Your objective
Count the lines in the records below that contain the word "icon", and give that figure alone.

Records provided
####################
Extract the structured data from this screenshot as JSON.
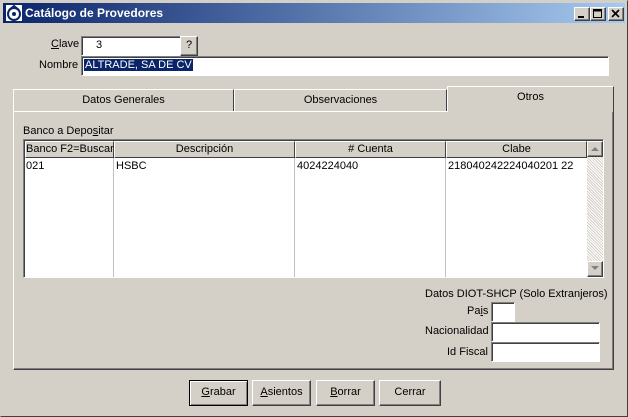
{
  "window": {
    "title": "Catálogo de Provedores",
    "controls": {
      "minimize_icon": "minimize-icon",
      "maximize_icon": "maximize-icon",
      "close_icon": "close-icon"
    }
  },
  "header": {
    "clave_label_ul": "C",
    "clave_label_rest": "lave",
    "clave_value": "3",
    "lookup_button": "?",
    "nombre_label": "Nombre",
    "nombre_value": "ALTRADE, SA DE CV"
  },
  "tabs": [
    {
      "label": "Datos Generales",
      "active": false
    },
    {
      "label": "Observaciones",
      "active": false
    },
    {
      "label": "Otros",
      "active": true
    }
  ],
  "otros": {
    "section_label_pre": "Banco a Depo",
    "section_label_ul": "s",
    "section_label_post": "itar",
    "table": {
      "columns": [
        "Banco F2=Buscar",
        "Descripción",
        "# Cuenta",
        "Clabe"
      ],
      "rows": [
        {
          "banco": "021",
          "descripcion": "HSBC",
          "cuenta": "4024224040",
          "clabe": "218040242224040201 22"
        }
      ]
    },
    "diot_title": "Datos DIOT-SHCP (Solo Extranjeros)",
    "pais_label_pre": "Pa",
    "pais_label_ul": "i",
    "pais_label_post": "s",
    "pais_value": "",
    "nacionalidad_label": "Nacionalidad",
    "nacionalidad_value": "",
    "idfiscal_label": "Id Fiscal",
    "idfiscal_value": ""
  },
  "buttons": {
    "grabar_ul": "G",
    "grabar_rest": "rabar",
    "asientos_ul": "A",
    "asientos_rest": "sientos",
    "borrar_ul": "B",
    "borrar_rest": "orrar",
    "cerrar": "Cerrar"
  }
}
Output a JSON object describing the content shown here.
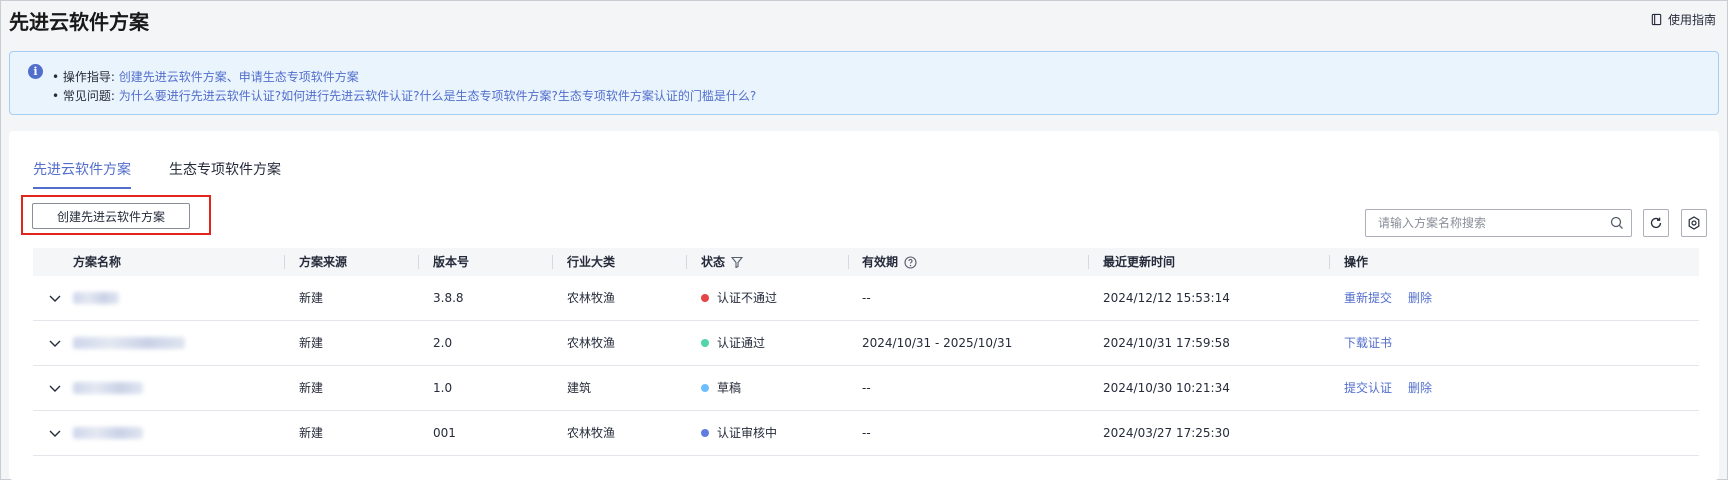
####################
Task response
3